*** Opening Listed records ***
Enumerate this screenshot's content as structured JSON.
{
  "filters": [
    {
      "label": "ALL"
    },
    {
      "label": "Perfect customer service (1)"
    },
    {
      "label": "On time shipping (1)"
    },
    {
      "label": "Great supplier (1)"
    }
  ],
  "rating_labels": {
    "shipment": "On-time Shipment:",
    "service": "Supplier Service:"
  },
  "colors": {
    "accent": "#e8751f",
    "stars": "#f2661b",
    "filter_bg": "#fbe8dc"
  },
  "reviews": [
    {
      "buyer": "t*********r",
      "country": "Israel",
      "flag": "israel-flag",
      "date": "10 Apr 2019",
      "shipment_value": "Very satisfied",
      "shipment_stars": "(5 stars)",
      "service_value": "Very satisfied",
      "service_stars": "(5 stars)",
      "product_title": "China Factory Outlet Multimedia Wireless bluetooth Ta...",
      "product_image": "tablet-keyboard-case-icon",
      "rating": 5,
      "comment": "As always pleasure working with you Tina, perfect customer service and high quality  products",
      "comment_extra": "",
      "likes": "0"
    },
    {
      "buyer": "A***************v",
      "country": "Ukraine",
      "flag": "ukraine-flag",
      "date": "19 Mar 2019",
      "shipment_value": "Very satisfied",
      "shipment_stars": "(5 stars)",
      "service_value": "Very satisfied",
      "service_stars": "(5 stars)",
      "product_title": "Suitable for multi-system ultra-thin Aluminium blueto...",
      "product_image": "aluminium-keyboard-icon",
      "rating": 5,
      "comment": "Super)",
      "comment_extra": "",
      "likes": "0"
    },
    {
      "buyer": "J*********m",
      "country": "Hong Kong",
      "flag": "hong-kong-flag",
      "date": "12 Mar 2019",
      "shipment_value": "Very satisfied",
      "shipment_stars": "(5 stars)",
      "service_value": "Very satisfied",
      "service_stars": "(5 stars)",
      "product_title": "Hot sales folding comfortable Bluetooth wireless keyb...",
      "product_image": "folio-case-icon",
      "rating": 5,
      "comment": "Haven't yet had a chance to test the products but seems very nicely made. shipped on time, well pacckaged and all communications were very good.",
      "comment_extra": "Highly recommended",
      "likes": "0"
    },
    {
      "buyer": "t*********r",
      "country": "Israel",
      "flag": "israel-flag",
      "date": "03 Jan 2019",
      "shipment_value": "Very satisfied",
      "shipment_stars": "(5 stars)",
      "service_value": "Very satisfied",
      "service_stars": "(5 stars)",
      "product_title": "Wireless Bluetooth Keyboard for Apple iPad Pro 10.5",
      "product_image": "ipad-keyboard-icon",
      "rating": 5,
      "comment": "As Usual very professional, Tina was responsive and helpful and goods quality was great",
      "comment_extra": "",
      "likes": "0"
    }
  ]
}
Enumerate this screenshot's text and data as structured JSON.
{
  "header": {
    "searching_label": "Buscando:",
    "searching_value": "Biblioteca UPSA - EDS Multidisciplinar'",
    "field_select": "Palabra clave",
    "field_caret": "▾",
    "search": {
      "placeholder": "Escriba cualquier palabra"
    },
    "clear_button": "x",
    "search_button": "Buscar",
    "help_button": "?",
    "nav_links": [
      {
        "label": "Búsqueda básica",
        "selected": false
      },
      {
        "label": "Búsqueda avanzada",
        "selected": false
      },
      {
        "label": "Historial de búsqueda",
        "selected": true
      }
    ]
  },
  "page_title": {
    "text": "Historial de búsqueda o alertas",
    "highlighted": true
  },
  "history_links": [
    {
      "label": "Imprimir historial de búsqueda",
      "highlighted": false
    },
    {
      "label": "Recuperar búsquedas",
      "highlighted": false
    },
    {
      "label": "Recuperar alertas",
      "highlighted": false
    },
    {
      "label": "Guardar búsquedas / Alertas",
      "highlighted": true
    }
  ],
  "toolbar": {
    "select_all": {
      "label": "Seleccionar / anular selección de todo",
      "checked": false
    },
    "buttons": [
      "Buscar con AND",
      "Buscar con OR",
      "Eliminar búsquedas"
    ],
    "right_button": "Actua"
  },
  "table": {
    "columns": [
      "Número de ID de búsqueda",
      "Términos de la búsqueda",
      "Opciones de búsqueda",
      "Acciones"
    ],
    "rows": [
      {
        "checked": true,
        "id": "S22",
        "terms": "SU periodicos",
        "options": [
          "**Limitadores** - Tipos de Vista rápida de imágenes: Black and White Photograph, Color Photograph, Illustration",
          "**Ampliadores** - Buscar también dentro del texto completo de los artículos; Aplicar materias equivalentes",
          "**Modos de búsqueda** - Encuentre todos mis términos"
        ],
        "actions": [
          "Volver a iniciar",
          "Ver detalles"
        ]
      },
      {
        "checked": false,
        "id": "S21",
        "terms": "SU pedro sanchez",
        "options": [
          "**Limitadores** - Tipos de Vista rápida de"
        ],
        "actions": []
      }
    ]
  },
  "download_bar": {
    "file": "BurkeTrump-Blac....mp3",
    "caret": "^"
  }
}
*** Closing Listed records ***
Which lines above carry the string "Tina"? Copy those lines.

Task answer:
      "comment": "As always pleasure working with you Tina, perfect customer service and high quality  products",
      "comment": "As Usual very professional, Tina was responsive and helpful and goods quality was great",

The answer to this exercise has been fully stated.